This paper attempts to define the concept of placebo as it is used in the clinical context The author claims that X is a placebo if and only if X has such a property dp, that whenever in a therapeutic situation T a stimulus S appears, then in attending conditions A, it will cause a beneficial reaction R in the patient. Formally, the same structure may be used to define any pharmacologically active drug. The main difference between the drug and (...) a placebo is in the range of possible substitutions for X and the property d. For the active drug there is only one possible substitution for X and property d and it can be scientifically explained why, and how the drug works. In the case of a placebo a set of possible substitutions for X and d is open, and so far it is impossible to offer any scientifically valid explanation of the action mechanism of placebo. (shrink)
The concept of the art of healing is intrinsically connected with the idea of healing powers. There are at least three possible approaches to that idea and all of them have different implications for the problem of medical wisdom. These are: the idea of the healing powers of nature, the idea of the healing powers of science, and the idea of the healing powers of physician's personality. Having critically discussed those ideas I sketch an ideal of a wise physician as (...) someone who has a particular kind of knowledge, good judgement, and self-trust. Medical knowledge is certainly a necessary condition of being a wise doctor but it is not the sufficient one. And this is why patients generally prefer to seek help of “naturally wise physicians”. (shrink)
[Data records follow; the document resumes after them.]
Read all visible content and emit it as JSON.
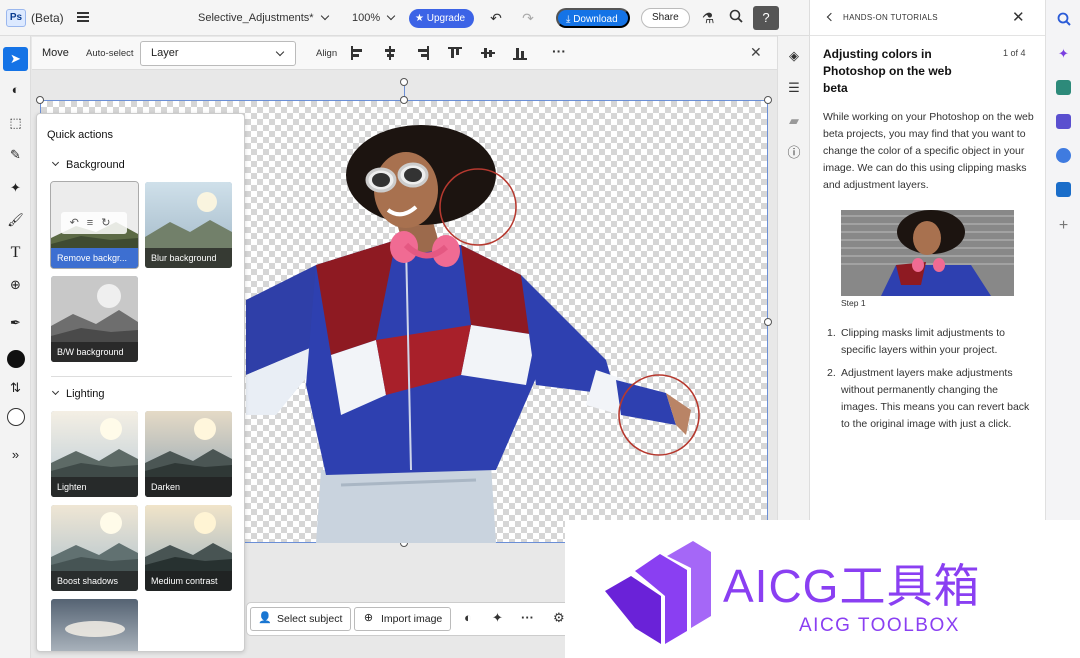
{
  "topbar": {
    "app_logo": "Ps",
    "beta": "(Beta)",
    "doc_name": "Selective_Adjustments*",
    "zoom": "100%",
    "upgrade": "Upgrade",
    "download": "Download",
    "share": "Share"
  },
  "options": {
    "move": "Move",
    "auto_select": "Auto-select",
    "layer_value": "Layer",
    "align": "Align"
  },
  "quick_actions": {
    "title": "Quick actions",
    "sections": [
      {
        "label": "Background",
        "items": [
          "Remove backgr...",
          "Blur background",
          "B/W background"
        ]
      },
      {
        "label": "Lighting",
        "items": [
          "Lighten",
          "Darken",
          "Boost shadows",
          "Medium contrast"
        ]
      }
    ]
  },
  "bottom_bar": {
    "select_subject": "Select subject",
    "import_image": "Import image"
  },
  "tutorial": {
    "header": "HANDS-ON TUTORIALS",
    "title": "Adjusting colors in Photoshop on the web beta",
    "count": "1 of 4",
    "intro": "While working on your Photoshop on the web beta projects, you may find that you want to change the color of a specific object in your image. We can do this using clipping masks and adjustment layers.",
    "step_caption": "Step 1",
    "list": [
      "Clipping masks limit adjustments to specific layers within your project.",
      "Adjustment layers make adjustments without permanently changing the images. This means you can revert back to the original image with just a click."
    ]
  },
  "watermark": {
    "title": "AICG工具箱",
    "subtitle": "AICG TOOLBOX"
  },
  "colors": {
    "accent": "#1473e6",
    "upgrade": "#3c63e6",
    "watermark": "#8a3ff2"
  }
}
Technology has been developed in order to protect and safeguard human dignity; however, technology may also threaten it. The principle of human dignity plays an important role in assessing medical technology and medical practices. Keywords: autonomy, medical ethics, dignity, technology assessment, Poland, bioethics CiteULike Connotea Del.icio.us What's this?
We report the results of a survey of the attitudes and practices of paediatricians in Warsaw, Poland, with respect to the treatment of infants born with severe handicaps. The results are compared with a similar survey conducted by Australian researchers (1). In the Polish medical community surveyed, unconditional respect for life is a dominant attitude. Our study has revealed a deeply-entrenched paternalistic attitude among Polish doctors and a strong unwillingness to distinguish between 'ordinary and extraordinary means' of prolonging life, as (...) well as an ambivalent attitude towards legal regulations binding in Poland. (shrink)